Return every line of the entries that includes the word "quantity".
————
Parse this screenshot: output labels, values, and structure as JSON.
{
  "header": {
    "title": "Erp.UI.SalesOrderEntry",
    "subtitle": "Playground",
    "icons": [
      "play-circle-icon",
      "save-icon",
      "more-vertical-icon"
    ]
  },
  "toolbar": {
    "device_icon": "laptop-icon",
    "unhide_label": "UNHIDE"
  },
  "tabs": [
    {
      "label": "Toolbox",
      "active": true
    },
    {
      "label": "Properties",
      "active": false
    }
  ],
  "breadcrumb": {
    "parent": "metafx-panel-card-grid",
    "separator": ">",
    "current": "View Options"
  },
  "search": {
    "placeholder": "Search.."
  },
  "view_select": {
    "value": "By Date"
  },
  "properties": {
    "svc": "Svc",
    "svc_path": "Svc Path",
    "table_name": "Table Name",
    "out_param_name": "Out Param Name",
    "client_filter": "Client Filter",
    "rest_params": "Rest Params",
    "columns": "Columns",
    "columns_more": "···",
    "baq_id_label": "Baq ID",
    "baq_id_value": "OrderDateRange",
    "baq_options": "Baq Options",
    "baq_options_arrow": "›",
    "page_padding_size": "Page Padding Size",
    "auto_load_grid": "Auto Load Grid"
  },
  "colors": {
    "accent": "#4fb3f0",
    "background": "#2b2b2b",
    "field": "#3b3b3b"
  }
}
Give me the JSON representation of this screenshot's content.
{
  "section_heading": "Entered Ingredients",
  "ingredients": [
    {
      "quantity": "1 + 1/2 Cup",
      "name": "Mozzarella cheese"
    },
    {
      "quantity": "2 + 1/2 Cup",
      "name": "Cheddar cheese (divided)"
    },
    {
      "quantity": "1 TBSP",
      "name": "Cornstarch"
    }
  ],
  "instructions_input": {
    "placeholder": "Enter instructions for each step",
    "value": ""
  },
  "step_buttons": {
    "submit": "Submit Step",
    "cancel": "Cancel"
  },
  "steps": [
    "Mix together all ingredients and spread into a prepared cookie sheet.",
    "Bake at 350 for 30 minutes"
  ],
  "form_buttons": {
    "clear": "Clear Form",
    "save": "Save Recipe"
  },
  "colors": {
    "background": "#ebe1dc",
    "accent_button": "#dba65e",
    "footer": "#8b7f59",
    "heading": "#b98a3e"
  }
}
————
• _Output for this exercise_
      "quantity": "1 + 1/2 Cup",
      "quantity": "2 + 1/2 Cup",
      "quantity": "1 TBSP",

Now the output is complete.